While Steeldrivers 3.0 rehearsed and started playing shows, Rogers, the band’s dynamic fiddle player and harmony vocalist, leaned hard into developing new material. “Having been known as a songwriting band, I felt like it was still what the band needed to do,” she says. Indeed, original, band-written songs were as much a part of the Steeldrivers origin story as its infectious grooves and its R&B leanings. Those first rehearsals and shows with Stapleton/Henderson songs included “Drinkin’ Dark Whiskey,” “If It Hadn’t Been For Love” (which was covered by pop star Adele), “Sticks That Made Thunder” and other certified band standards.
Rogers surveyed material she had going back a few years and called some of the co-writers, such as Jerry Salley and Liz Hengber, who’d contributed songs to the original Steeldrivers eponymous debut, to Reckless in 2010, to Hammer Down in 2012 and to the Muscle Shoals Album of 2015. The process of sifting through 50 or 60 prospect songs was of course influenced by Kelvin’s taste, sound and phrasing. “There are songs here that aren’t even bluegrass to me,” he says. “They’re rock and roll.” He cites the title track “Bad For You” as a prime example. “Banjo is the only bluegrass thing about it,” he says.
That album-opening title track churns slowly like a paddle-wheel steamer negotiating a shallow muddy river. Kelvin’s voice rises and howls with a poignant desperation. Tammy’s fiddle carves lonesome answering lines, and the 15-year Steeldriver tradition of dark, jagged-edged goth-grass feels intact and heading for new places. Then in “The Bartender (Load The Gun)” the main character wrestles with his role. Is he a friend-in-need or an accessory to a crime? It’s a question perfectly suited to the Steeldrivers’ unsparing blues. Up next, “12 O’Clock Blues” takes us inside the haunted anxiety of insomnia. Written by Rogers with longtime musical companion Kieran Kane and his duo partner Rayna Gellert, it became Kelvin’s favorite for its groove shockwaves and its depiction of a shared human experience.
There are brighter offerings as well, including the pure ardor of “I Choose You” and the Cajun-inflected country bounce of “Glad I’m Gone,” in which the girl doesn’t come back and the singer is damn glad about it. Yet the emotional seriousness of the whole collection is firmly established by “Falling Man,” a song inspired by the breathtaking photo of an unidentified victim of 9/11 “caught in a frame” and thus made immortal. “I’ll never die/I’ll never land/Call me what I am/A falling man,” sings Kelvin in his most vulnerable performance, with Rogers in sympathetic harmony. It leaves us with chills.
That a quintet could sound so consistent over time, while adding new repertoire and even new lead singers, is a testament to a classically Nashville way of thinking. “I always say we just happen to use traditional instruments, but we’re really a singer-songwriter band,” Rogers says.
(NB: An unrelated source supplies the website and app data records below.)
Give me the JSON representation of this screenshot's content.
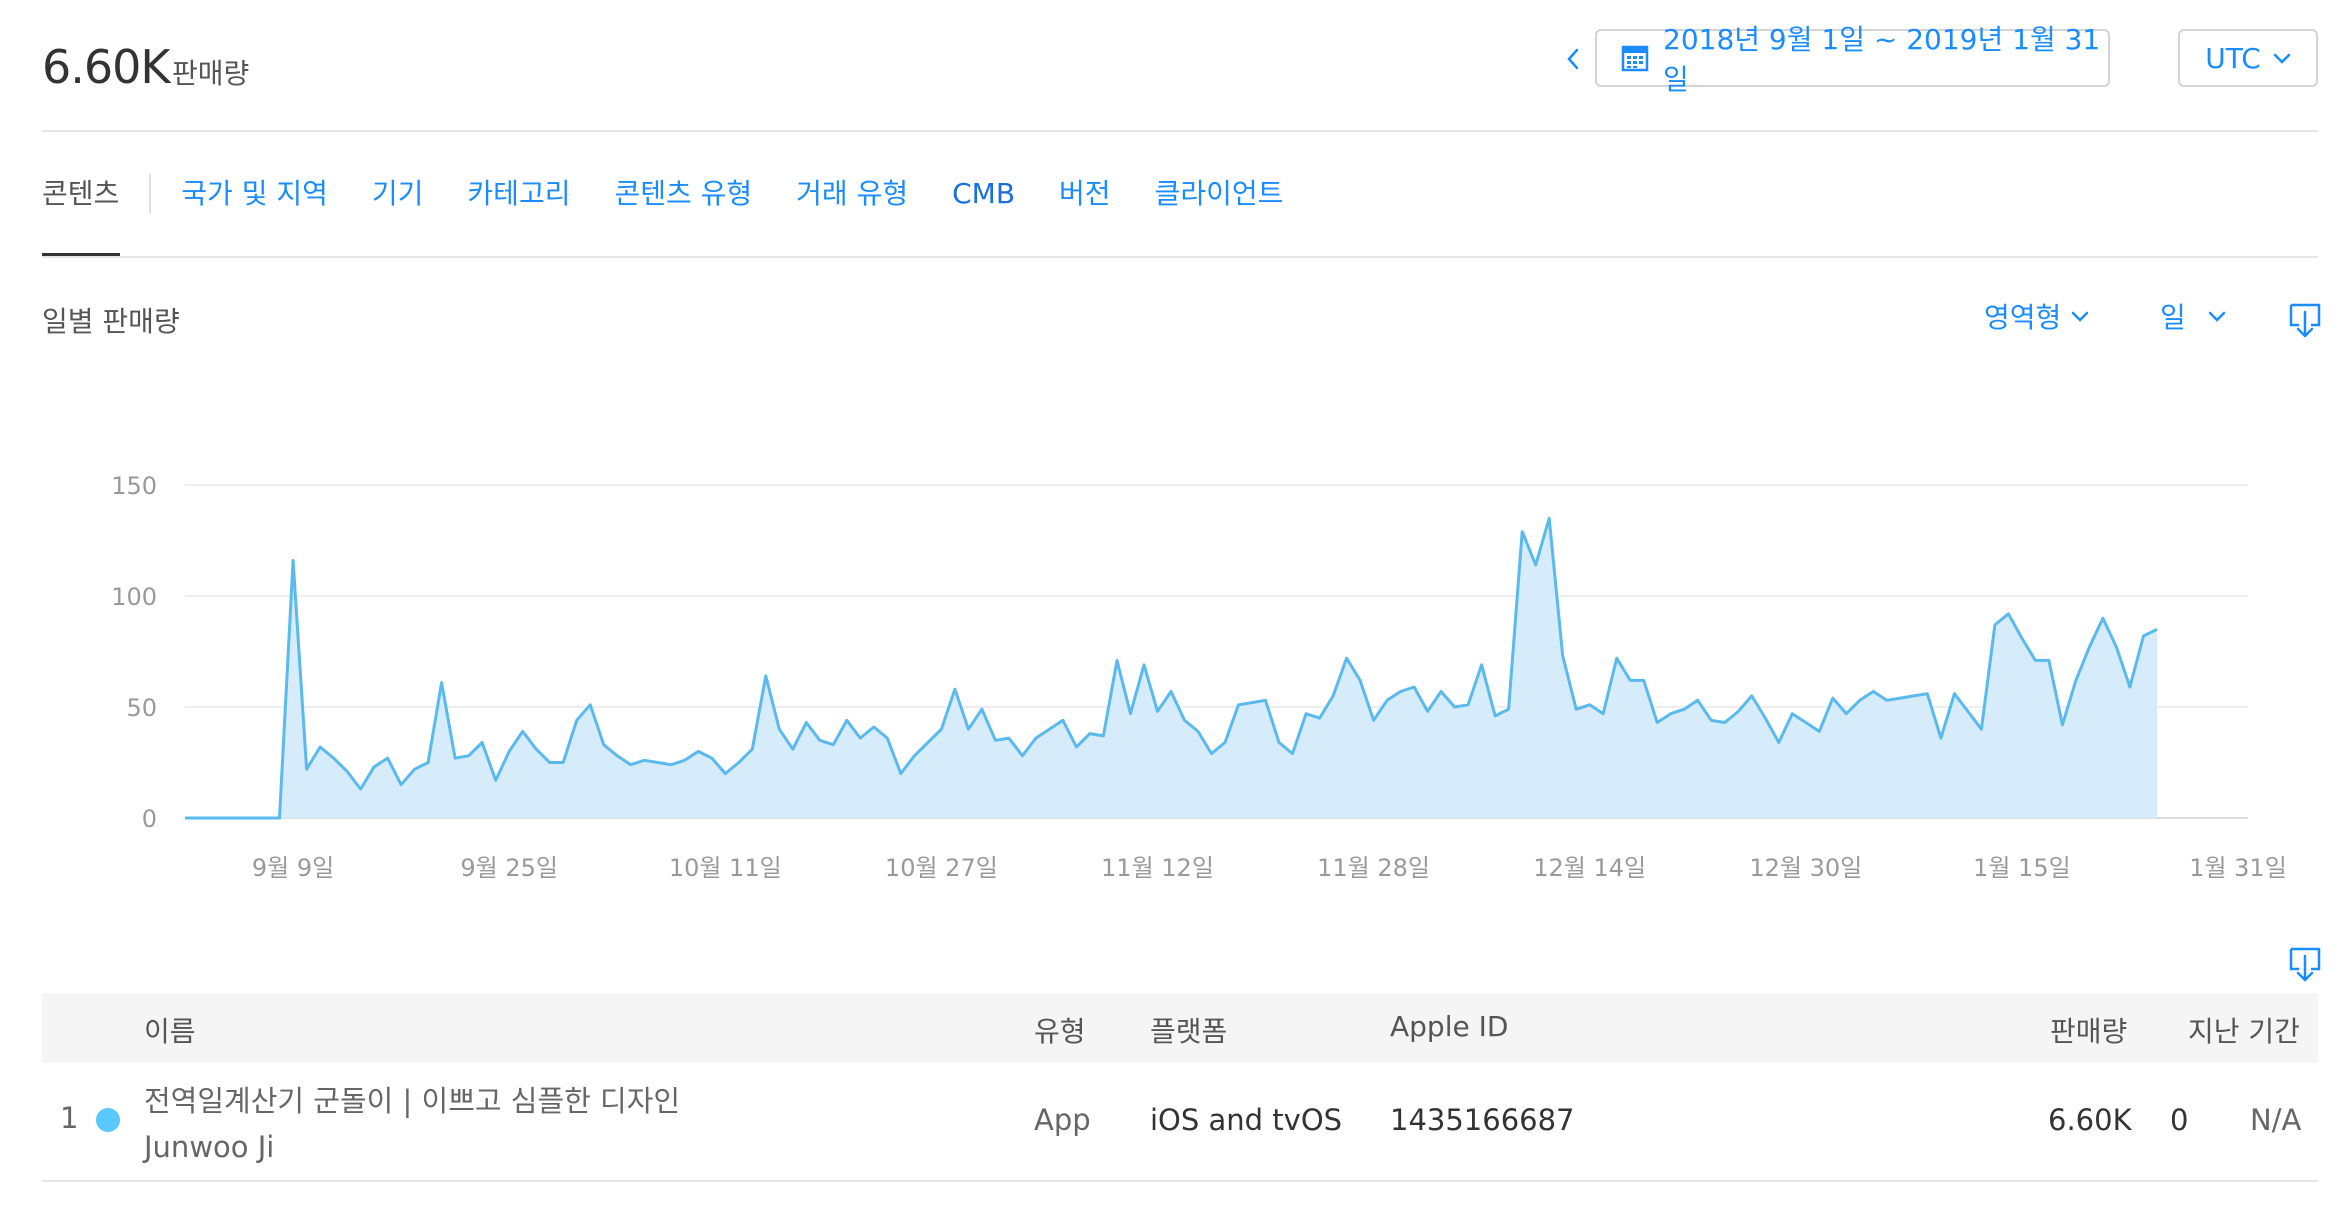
{
  "header": {
    "total_value": "6.60K",
    "total_label": "판매량",
    "date_range": "2018년 9월 1일 ~ 2019년 1월 31일",
    "timezone": "UTC"
  },
  "tabs": [
    {
      "label": "콘텐츠",
      "active": true
    },
    {
      "label": "국가 및 지역"
    },
    {
      "label": "기기"
    },
    {
      "label": "카테고리"
    },
    {
      "label": "콘텐츠 유형"
    },
    {
      "label": "거래 유형"
    },
    {
      "label": "CMB"
    },
    {
      "label": "버전"
    },
    {
      "label": "클라이언트"
    }
  ],
  "chart_section": {
    "title": "일별 판매량",
    "type_select": "영역형",
    "granularity_select": "일"
  },
  "chart_data": {
    "type": "area",
    "title": "",
    "xlabel": "",
    "ylabel": "",
    "ylim": [
      0,
      150
    ],
    "yticks": [
      0,
      50,
      100,
      150
    ],
    "x_start": "9월 1일",
    "x_tick_labels": [
      "9월 9일",
      "9월 25일",
      "10월 11일",
      "10월 27일",
      "11월 12일",
      "11월 28일",
      "12월 14일",
      "12월 30일",
      "1월 15일",
      "1월 31일"
    ],
    "x_tick_days": [
      8,
      24,
      40,
      56,
      72,
      88,
      104,
      120,
      136,
      152
    ],
    "color": "#5ab9ee",
    "fill": "#d6ecfa",
    "values": [
      0,
      0,
      0,
      0,
      0,
      0,
      0,
      0,
      116,
      22,
      32,
      27,
      21,
      13,
      23,
      27,
      15,
      22,
      25,
      61,
      27,
      28,
      34,
      17,
      30,
      39,
      31,
      25,
      25,
      44,
      51,
      33,
      28,
      24,
      26,
      25,
      24,
      26,
      30,
      27,
      20,
      25,
      31,
      64,
      40,
      31,
      43,
      35,
      33,
      44,
      36,
      41,
      36,
      20,
      28,
      34,
      40,
      58,
      40,
      49,
      35,
      36,
      28,
      36,
      40,
      44,
      32,
      38,
      37,
      71,
      47,
      69,
      48,
      57,
      44,
      39,
      29,
      34,
      51,
      52,
      53,
      34,
      29,
      47,
      45,
      55,
      72,
      62,
      44,
      53,
      57,
      59,
      48,
      57,
      50,
      51,
      69,
      46,
      49,
      129,
      114,
      135,
      73,
      49,
      51,
      47,
      72,
      62,
      62,
      43,
      47,
      49,
      53,
      44,
      43,
      48,
      55,
      45,
      34,
      47,
      43,
      39,
      54,
      47,
      53,
      57,
      53,
      54,
      55,
      56,
      36,
      56,
      48,
      40,
      87,
      92,
      81,
      71,
      71,
      42,
      62,
      77,
      90,
      77,
      59,
      82,
      85
    ]
  },
  "table": {
    "headers": {
      "name": "이름",
      "type": "유형",
      "platform": "플랫폼",
      "apple_id": "Apple ID",
      "sales": "판매량",
      "previous": "지난 기간"
    },
    "rows": [
      {
        "rank": "1",
        "dot_color": "#5ac8fa",
        "name": "전역일계산기 군돌이 | 이쁘고 심플한 디자인",
        "developer": "Junwoo Ji",
        "type": "App",
        "platform": "iOS and tvOS",
        "apple_id": "1435166687",
        "sales": "6.60K",
        "previous_value": "0",
        "previous_change": "N/A"
      }
    ]
  }
}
One regularly hears the edict to “serve the song” among top tier players in Music City. But because this is bluegrass, and this is the Steeldrivers, the truth is that often, serving the song means you gotta play like hell.